“Wow!” he said, staring at the painting that took up most of their living room wall.
“I know, right,” she said, threading her arm through his. “My boss gave it to me. He stood by me today, and lost this sale, because he’s happy with my work and wanted me to have it.”
“It’s…huge,” he said, smiling at her. “And beautiful. It’s you, just in a different life.”
“She’s looking straight out of the picture, even though she’s working with the crystals. Just that turn of her head, and her gaze, makes the whole picture.”
“The colors are amazing.”
“They are,” she agreed.
“When do you think this is?”
“Sometime in the future. Hopefully the distant future,” she laughed. “I think after we destroy the earth, there are those who will continue to fight to keep Her alive.”
“And you’ll be one of those people,” he said, knowingly.
“Seems like it.”
“You always did love the ocean and those who lived in it.”
She nodded, and snuggled closer to him. “I think she’s trying to tell me something.

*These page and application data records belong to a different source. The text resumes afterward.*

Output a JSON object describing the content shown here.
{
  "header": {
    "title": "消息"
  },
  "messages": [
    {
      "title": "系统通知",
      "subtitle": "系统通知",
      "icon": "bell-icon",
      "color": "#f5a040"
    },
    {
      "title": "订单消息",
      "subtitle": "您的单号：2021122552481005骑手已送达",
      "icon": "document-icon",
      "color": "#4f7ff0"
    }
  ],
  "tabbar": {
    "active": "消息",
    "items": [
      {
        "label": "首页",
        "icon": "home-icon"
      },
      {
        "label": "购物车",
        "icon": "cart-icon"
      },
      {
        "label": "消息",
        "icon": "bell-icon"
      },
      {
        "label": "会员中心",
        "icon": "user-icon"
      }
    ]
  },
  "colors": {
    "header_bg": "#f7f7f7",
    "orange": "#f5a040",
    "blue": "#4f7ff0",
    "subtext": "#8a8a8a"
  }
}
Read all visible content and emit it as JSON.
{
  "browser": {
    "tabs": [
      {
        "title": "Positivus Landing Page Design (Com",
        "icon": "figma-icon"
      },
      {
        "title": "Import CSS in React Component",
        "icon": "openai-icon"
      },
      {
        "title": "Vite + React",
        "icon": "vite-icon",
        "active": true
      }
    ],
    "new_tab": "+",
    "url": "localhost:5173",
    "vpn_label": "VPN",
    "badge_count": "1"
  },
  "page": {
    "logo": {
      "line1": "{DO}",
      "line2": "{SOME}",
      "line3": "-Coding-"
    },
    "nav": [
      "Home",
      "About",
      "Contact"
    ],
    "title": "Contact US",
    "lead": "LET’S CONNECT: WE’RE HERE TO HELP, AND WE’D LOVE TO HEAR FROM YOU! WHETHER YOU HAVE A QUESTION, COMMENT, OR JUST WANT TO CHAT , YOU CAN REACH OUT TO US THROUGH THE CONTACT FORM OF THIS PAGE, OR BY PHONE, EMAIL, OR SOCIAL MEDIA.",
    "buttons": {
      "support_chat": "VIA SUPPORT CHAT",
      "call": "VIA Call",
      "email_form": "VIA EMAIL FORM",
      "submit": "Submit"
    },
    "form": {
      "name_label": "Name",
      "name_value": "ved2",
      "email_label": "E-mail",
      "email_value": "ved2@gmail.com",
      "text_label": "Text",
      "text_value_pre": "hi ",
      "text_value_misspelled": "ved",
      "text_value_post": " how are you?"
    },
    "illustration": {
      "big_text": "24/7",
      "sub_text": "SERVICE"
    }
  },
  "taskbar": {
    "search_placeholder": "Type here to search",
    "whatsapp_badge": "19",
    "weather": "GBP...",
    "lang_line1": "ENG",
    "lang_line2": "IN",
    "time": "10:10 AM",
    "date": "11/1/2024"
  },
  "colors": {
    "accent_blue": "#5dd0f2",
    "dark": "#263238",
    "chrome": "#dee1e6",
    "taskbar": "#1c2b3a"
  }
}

And we have no idea where the painting came from or, who painted it.”
“It’s strange,” he muttered, staring at the picture. “It makes everything in the apartment seem tiny, she’s so big, everything is so big.”
“She represents the ocean and the gigantic mess we made. Big, is how it should be.”
He grunted. “I can love you now and in the future, both at the same time.”
“Maybe you can write a song about it.”
“Maybe I can.”
“The colors change with the light,” she said. “She goes from celery green, to blue gray or aqua.”
“Something smells good,” he said, turning toward the kitchen.
She grinned and started dragging him toward the other room. “I made vegetarian chili.”
“Yes,” she said, “From scratch.”
“How did you get the picture in here?” he asked, suddenly frowning.
She stopped moving and looked at him. “I…uh…don’t know. The guys must have done it for me.”
“There is no opening in this place that’s big enough for it to have been brought in.”
She shrugged. “Is that important?”
“I think it is,” he said, dishing up bowls of chili. “How did it get in here?”
“I have cornbread.”
“Perfect,” he said happily. “But what about the picture?”
“I have no idea how it got here. I guess it just wanted to be here, so it came by itself. That can happen can’t it?”
“No,” he said, “it can’t.”
“I don’t know what to say. Maybe the guys took it off the stretchers and rebuilt it here.”
“Did you give them your key?”
She shook her head. “No.”
“We need to figure this out,” he said. “The chili is delicious. I love it.”
“Thank you. I like it too, so let’s just enjoy it and think about the picture later, okay?”
“Sure,” he said. “But I’m not letting this go.”
The woman in the picture smiled and went about her work.